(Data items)

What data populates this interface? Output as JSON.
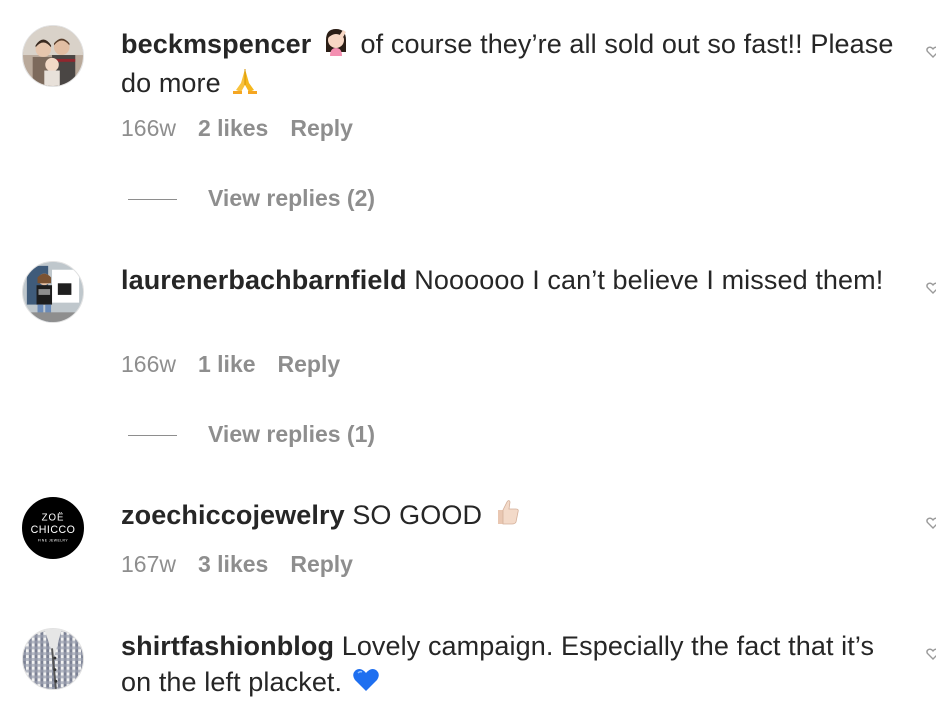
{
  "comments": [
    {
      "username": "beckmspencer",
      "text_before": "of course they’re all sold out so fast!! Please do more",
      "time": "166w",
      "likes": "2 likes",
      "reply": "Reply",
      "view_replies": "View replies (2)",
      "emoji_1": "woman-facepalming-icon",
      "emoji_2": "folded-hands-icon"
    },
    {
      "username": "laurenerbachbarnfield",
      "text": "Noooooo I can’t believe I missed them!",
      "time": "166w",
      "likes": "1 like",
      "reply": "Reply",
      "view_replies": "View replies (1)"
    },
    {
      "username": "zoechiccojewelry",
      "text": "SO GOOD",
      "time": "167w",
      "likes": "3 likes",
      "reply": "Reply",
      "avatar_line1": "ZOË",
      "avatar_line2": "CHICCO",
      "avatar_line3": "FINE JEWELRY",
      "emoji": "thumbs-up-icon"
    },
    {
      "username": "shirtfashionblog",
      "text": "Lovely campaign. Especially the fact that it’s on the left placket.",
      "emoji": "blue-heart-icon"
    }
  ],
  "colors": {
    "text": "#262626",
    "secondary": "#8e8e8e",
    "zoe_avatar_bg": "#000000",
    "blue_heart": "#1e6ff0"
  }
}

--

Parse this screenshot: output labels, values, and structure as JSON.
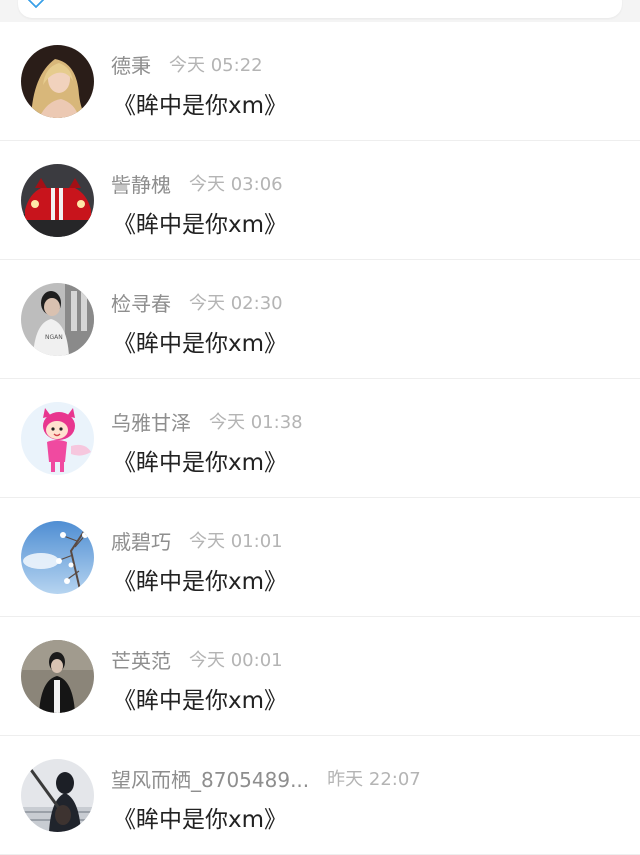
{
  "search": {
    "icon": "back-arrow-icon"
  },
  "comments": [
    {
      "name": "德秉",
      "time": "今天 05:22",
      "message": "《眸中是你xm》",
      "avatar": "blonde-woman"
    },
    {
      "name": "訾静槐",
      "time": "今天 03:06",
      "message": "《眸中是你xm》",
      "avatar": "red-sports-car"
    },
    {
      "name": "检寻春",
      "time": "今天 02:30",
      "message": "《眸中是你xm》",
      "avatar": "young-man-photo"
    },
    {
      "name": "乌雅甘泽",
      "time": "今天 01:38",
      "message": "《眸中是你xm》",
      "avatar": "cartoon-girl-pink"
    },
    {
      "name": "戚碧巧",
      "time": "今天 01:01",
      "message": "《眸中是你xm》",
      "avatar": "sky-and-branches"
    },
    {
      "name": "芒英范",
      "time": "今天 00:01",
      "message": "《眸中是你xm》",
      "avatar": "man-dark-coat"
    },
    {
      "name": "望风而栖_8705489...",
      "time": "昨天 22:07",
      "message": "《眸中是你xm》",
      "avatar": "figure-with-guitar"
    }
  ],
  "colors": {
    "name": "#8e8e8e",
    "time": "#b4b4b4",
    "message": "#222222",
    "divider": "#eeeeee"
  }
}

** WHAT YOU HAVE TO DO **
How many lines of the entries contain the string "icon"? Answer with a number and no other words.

** TASK RESPONSE **
5